**Activity**
Output every record exactly and leave each picture out.

- Opening Delimiter -

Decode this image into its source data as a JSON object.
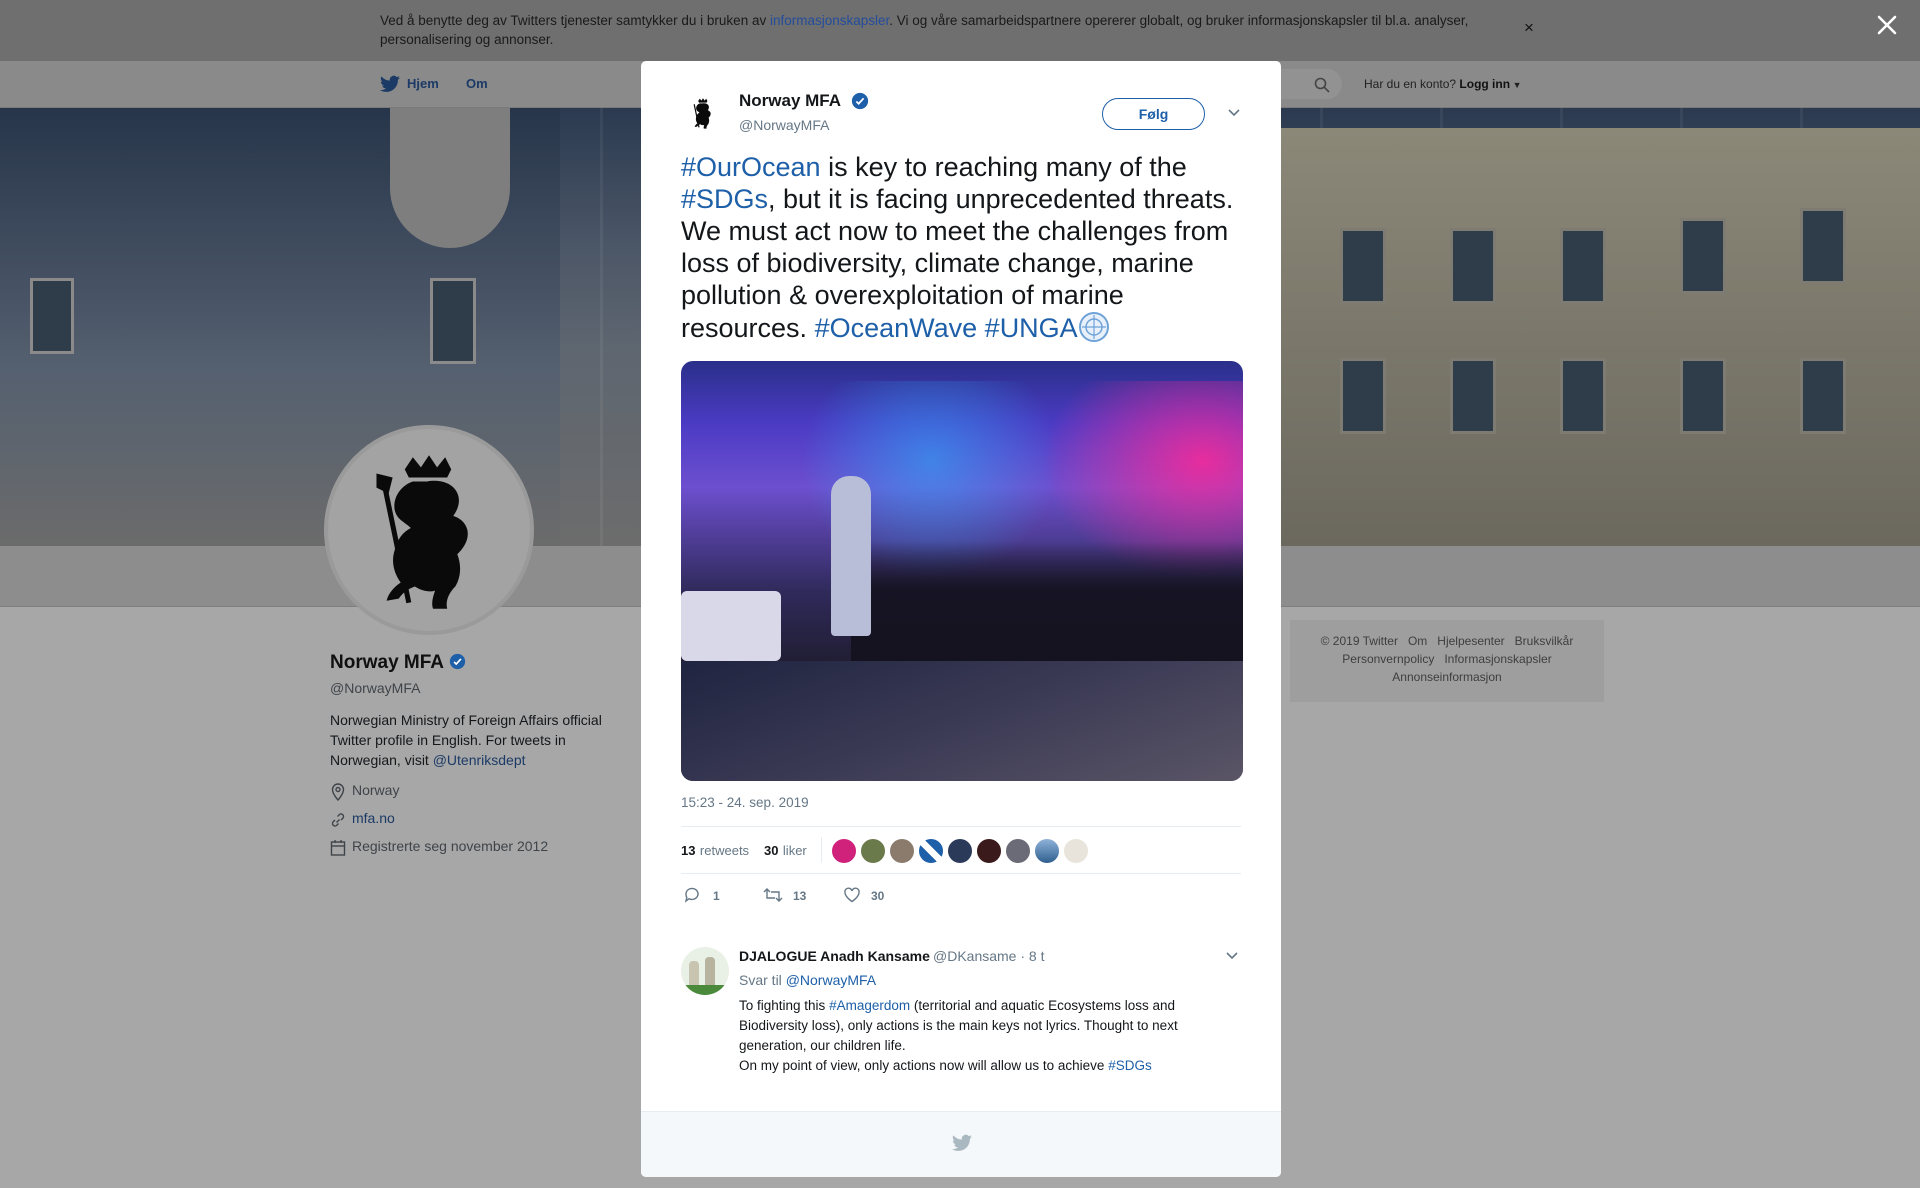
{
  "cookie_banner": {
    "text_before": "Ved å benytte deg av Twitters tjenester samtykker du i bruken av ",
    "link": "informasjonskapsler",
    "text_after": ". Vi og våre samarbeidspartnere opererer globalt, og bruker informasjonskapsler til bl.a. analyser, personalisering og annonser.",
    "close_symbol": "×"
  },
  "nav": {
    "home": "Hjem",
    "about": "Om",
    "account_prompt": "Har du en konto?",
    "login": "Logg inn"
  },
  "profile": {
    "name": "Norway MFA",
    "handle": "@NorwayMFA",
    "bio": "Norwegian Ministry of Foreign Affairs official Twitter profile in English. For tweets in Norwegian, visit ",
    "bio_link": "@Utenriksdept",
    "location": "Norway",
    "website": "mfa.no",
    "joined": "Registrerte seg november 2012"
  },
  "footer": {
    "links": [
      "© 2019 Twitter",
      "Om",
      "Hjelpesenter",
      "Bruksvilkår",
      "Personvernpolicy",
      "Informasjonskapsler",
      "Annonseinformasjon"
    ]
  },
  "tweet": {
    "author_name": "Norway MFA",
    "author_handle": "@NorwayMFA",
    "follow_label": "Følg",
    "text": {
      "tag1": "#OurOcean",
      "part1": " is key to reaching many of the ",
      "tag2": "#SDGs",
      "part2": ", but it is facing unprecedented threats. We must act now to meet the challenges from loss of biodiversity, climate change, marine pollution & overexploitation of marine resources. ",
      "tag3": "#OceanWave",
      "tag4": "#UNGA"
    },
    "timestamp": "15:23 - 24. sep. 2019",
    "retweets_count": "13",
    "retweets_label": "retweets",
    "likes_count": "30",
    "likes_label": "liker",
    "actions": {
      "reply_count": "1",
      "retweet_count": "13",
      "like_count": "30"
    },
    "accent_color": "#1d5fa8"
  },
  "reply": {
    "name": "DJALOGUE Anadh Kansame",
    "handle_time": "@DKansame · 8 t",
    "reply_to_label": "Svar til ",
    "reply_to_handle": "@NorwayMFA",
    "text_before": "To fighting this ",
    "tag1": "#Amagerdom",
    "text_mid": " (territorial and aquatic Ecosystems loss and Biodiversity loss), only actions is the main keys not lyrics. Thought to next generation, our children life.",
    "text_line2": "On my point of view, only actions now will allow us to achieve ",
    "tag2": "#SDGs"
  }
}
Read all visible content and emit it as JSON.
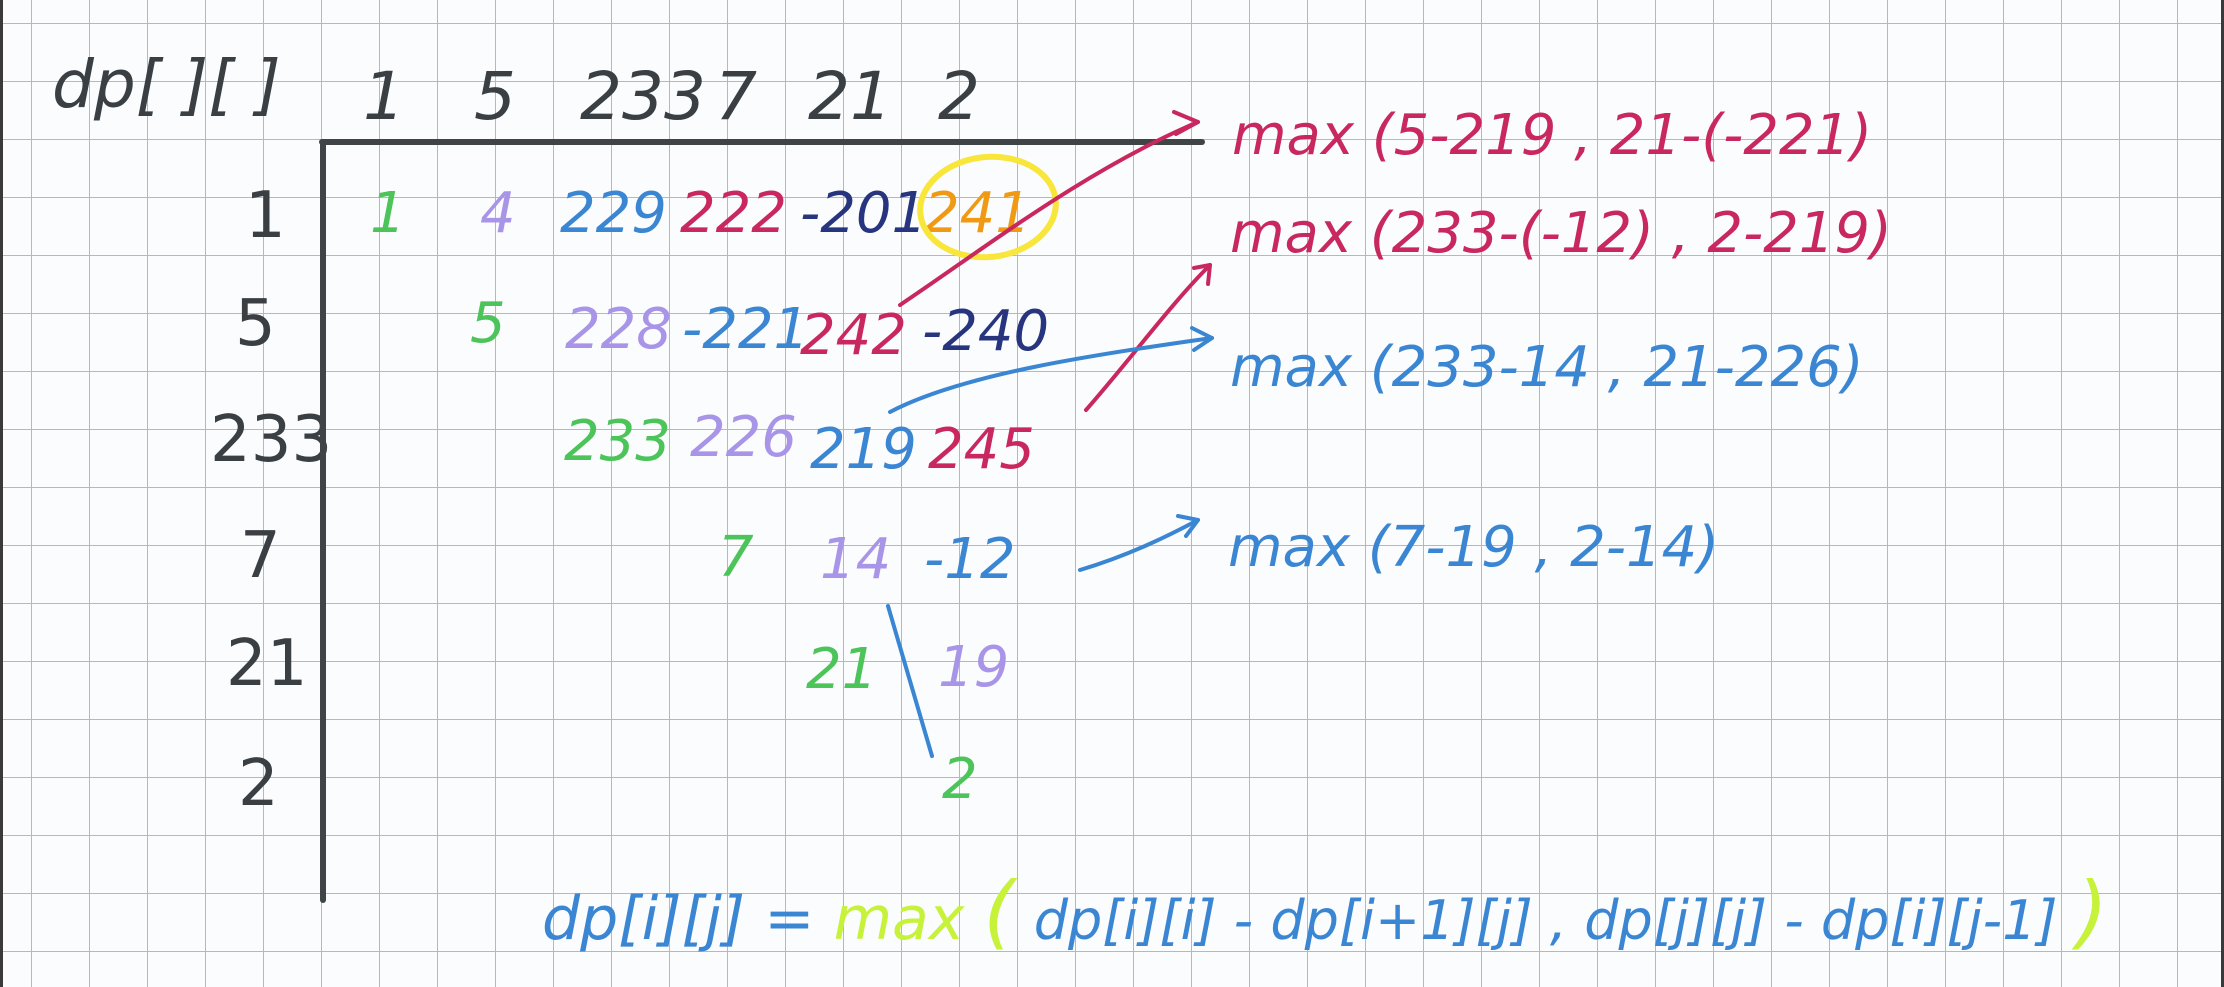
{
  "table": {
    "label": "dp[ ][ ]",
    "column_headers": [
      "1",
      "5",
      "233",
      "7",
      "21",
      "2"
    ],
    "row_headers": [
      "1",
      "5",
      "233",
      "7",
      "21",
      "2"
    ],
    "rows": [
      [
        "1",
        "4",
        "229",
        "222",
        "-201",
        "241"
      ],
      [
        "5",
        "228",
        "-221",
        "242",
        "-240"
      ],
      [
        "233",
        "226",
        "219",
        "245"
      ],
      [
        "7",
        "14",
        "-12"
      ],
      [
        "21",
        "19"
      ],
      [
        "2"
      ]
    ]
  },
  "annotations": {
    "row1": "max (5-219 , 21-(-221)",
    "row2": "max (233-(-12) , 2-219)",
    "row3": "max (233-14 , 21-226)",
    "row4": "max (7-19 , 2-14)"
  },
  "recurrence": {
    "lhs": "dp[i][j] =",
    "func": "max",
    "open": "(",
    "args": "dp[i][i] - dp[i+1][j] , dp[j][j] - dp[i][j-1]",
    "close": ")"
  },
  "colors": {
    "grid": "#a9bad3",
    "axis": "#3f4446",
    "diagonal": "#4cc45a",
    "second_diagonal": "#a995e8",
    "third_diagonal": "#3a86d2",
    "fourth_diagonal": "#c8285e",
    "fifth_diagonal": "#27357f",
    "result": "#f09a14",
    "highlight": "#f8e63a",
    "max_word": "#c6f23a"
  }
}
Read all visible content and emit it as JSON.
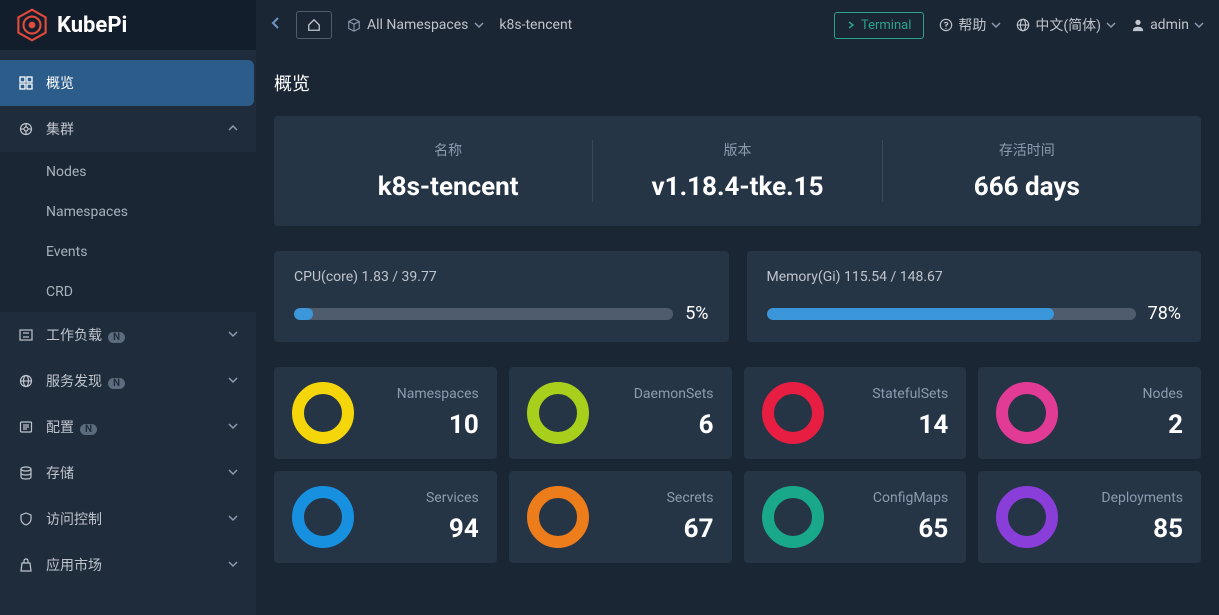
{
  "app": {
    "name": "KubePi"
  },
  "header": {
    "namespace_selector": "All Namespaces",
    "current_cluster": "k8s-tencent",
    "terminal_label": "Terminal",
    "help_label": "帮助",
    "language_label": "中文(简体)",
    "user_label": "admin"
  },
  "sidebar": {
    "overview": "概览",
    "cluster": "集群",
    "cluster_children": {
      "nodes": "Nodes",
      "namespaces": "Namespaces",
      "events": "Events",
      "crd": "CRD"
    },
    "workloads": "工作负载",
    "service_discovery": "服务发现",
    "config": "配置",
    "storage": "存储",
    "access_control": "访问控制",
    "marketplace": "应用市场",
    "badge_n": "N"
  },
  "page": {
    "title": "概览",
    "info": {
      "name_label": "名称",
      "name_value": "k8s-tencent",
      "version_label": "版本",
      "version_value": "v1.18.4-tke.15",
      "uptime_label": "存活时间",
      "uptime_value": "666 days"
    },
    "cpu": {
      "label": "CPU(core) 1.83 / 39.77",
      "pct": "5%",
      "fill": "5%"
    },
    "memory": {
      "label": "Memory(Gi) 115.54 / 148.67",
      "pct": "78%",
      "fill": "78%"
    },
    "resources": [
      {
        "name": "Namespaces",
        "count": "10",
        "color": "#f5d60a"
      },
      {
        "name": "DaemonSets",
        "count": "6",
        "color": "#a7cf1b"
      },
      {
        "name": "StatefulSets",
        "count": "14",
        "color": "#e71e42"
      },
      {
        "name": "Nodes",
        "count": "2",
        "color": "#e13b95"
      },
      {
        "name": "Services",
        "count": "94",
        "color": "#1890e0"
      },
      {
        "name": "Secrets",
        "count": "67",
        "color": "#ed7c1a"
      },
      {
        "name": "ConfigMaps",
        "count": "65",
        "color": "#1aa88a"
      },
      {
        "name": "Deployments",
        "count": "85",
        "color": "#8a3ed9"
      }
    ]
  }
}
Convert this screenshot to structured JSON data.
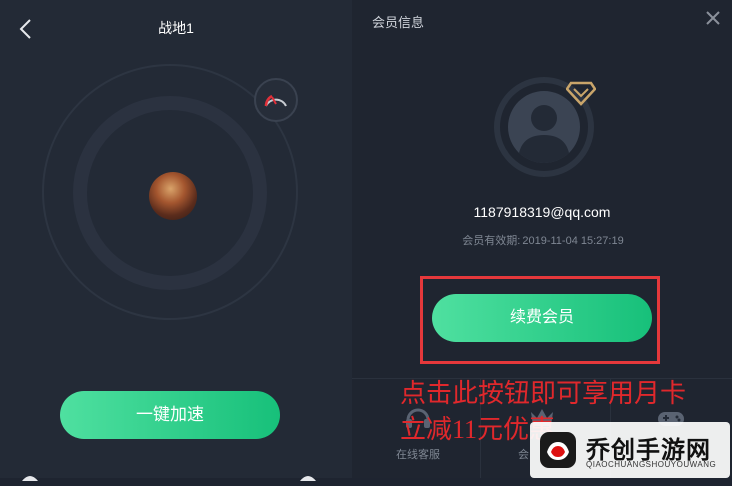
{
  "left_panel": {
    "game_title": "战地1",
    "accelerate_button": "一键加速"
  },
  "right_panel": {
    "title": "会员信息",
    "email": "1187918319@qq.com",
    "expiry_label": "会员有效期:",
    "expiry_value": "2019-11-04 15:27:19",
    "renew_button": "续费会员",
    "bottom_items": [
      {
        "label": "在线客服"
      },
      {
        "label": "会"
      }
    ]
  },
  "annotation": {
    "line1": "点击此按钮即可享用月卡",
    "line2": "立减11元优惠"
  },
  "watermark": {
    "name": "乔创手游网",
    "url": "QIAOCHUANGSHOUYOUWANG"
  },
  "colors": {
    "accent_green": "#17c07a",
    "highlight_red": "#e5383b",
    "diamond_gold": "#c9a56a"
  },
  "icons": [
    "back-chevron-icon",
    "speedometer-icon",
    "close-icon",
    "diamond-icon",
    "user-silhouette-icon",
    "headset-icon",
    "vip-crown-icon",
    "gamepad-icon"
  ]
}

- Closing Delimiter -

**Task output**
Decode this image into its source data as a JSON object.
{
  "cookie_banner": {
    "text_before": "Ved å benytte deg av Twitters tjenester samtykker du i bruken av ",
    "link": "informasjonskapsler",
    "text_after": ". Vi og våre samarbeidspartnere opererer globalt, og bruker informasjonskapsler til bl.a. analyser, personalisering og annonser.",
    "close_symbol": "×"
  },
  "nav": {
    "home": "Hjem",
    "about": "Om",
    "account_prompt": "Har du en konto?",
    "login": "Logg inn"
  },
  "profile": {
    "name": "Norway MFA",
    "handle": "@NorwayMFA",
    "bio": "Norwegian Ministry of Foreign Affairs official Twitter profile in English. For tweets in Norwegian, visit ",
    "bio_link": "@Utenriksdept",
    "location": "Norway",
    "website": "mfa.no",
    "joined": "Registrerte seg november 2012"
  },
  "footer": {
    "links": [
      "© 2019 Twitter",
      "Om",
      "Hjelpesenter",
      "Bruksvilkår",
      "Personvernpolicy",
      "Informasjonskapsler",
      "Annonseinformasjon"
    ]
  },
  "tweet": {
    "author_name": "Norway MFA",
    "author_handle": "@NorwayMFA",
    "follow_label": "Følg",
    "text": {
      "tag1": "#OurOcean",
      "part1": " is key to reaching many of the ",
      "tag2": "#SDGs",
      "part2": ", but it is facing unprecedented threats. We must act now to meet the challenges from loss of biodiversity, climate change, marine pollution & overexploitation of marine resources. ",
      "tag3": "#OceanWave",
      "tag4": "#UNGA"
    },
    "timestamp": "15:23 - 24. sep. 2019",
    "retweets_count": "13",
    "retweets_label": "retweets",
    "likes_count": "30",
    "likes_label": "liker",
    "actions": {
      "reply_count": "1",
      "retweet_count": "13",
      "like_count": "30"
    },
    "accent_color": "#1d5fa8"
  },
  "reply": {
    "name": "DJALOGUE Anadh Kansame",
    "handle_time": "@DKansame · 8 t",
    "reply_to_label": "Svar til ",
    "reply_to_handle": "@NorwayMFA",
    "text_before": "To fighting this ",
    "tag1": "#Amagerdom",
    "text_mid": " (territorial and aquatic Ecosystems loss and Biodiversity loss), only actions is the main keys not lyrics. Thought to next generation, our children life.",
    "text_line2": "On my point of view, only actions now will allow us to achieve ",
    "tag2": "#SDGs"
  }
}
Read all visible content and emit it as JSON.
{
  "table": {
    "label": "dp[ ][ ]",
    "column_headers": [
      "1",
      "5",
      "233",
      "7",
      "21",
      "2"
    ],
    "row_headers": [
      "1",
      "5",
      "233",
      "7",
      "21",
      "2"
    ],
    "rows": [
      [
        "1",
        "4",
        "229",
        "222",
        "-201",
        "241"
      ],
      [
        "5",
        "228",
        "-221",
        "242",
        "-240"
      ],
      [
        "233",
        "226",
        "219",
        "245"
      ],
      [
        "7",
        "14",
        "-12"
      ],
      [
        "21",
        "19"
      ],
      [
        "2"
      ]
    ]
  },
  "annotations": {
    "row1": "max (5-219 , 21-(-221)",
    "row2": "max (233-(-12) , 2-219)",
    "row3": "max (233-14 , 21-226)",
    "row4": "max (7-19 , 2-14)"
  },
  "recurrence": {
    "lhs": "dp[i][j] =",
    "func": "max",
    "open": "(",
    "args": "dp[i][i] - dp[i+1][j] , dp[j][j] - dp[i][j-1]",
    "close": ")"
  },
  "colors": {
    "grid": "#a9bad3",
    "axis": "#3f4446",
    "diagonal": "#4cc45a",
    "second_diagonal": "#a995e8",
    "third_diagonal": "#3a86d2",
    "fourth_diagonal": "#c8285e",
    "fifth_diagonal": "#27357f",
    "result": "#f09a14",
    "highlight": "#f8e63a",
    "max_word": "#c6f23a"
  }
}
Read all visible content and emit it as JSON.
{
  "app": {
    "name": "KubePi"
  },
  "header": {
    "namespace_selector": "All Namespaces",
    "current_cluster": "k8s-tencent",
    "terminal_label": "Terminal",
    "help_label": "帮助",
    "language_label": "中文(简体)",
    "user_label": "admin"
  },
  "sidebar": {
    "overview": "概览",
    "cluster": "集群",
    "cluster_children": {
      "nodes": "Nodes",
      "namespaces": "Namespaces",
      "events": "Events",
      "crd": "CRD"
    },
    "workloads": "工作负载",
    "service_discovery": "服务发现",
    "config": "配置",
    "storage": "存储",
    "access_control": "访问控制",
    "marketplace": "应用市场",
    "badge_n": "N"
  },
  "page": {
    "title": "概览",
    "info": {
      "name_label": "名称",
      "name_value": "k8s-tencent",
      "version_label": "版本",
      "version_value": "v1.18.4-tke.15",
      "uptime_label": "存活时间",
      "uptime_value": "666 days"
    },
    "cpu": {
      "label": "CPU(core) 1.83 / 39.77",
      "pct": "5%",
      "fill": "5%"
    },
    "memory": {
      "label": "Memory(Gi) 115.54 / 148.67",
      "pct": "78%",
      "fill": "78%"
    },
    "resources": [
      {
        "name": "Namespaces",
        "count": "10",
        "color": "#f5d60a"
      },
      {
        "name": "DaemonSets",
        "count": "6",
        "color": "#a7cf1b"
      },
      {
        "name": "StatefulSets",
        "count": "14",
        "color": "#e71e42"
      },
      {
        "name": "Nodes",
        "count": "2",
        "color": "#e13b95"
      },
      {
        "name": "Services",
        "count": "94",
        "color": "#1890e0"
      },
      {
        "name": "Secrets",
        "count": "67",
        "color": "#ed7c1a"
      },
      {
        "name": "ConfigMaps",
        "count": "65",
        "color": "#1aa88a"
      },
      {
        "name": "Deployments",
        "count": "85",
        "color": "#8a3ed9"
      }
    ]
  }
}
Convert this screenshot to structured JSON data.
{
  "left_panel": {
    "game_title": "战地1",
    "accelerate_button": "一键加速"
  },
  "right_panel": {
    "title": "会员信息",
    "email": "1187918319@qq.com",
    "expiry_label": "会员有效期:",
    "expiry_value": "2019-11-04 15:27:19",
    "renew_button": "续费会员",
    "bottom_items": [
      {
        "label": "在线客服"
      },
      {
        "label": "会"
      }
    ]
  },
  "annotation": {
    "line1": "点击此按钮即可享用月卡",
    "line2": "立减11元优惠"
  },
  "watermark": {
    "name": "乔创手游网",
    "url": "QIAOCHUANGSHOUYOUWANG"
  },
  "colors": {
    "accent_green": "#17c07a",
    "highlight_red": "#e5383b",
    "diamond_gold": "#c9a56a"
  },
  "icons": [
    "back-chevron-icon",
    "speedometer-icon",
    "close-icon",
    "diamond-icon",
    "user-silhouette-icon",
    "headset-icon",
    "vip-crown-icon",
    "gamepad-icon"
  ]
}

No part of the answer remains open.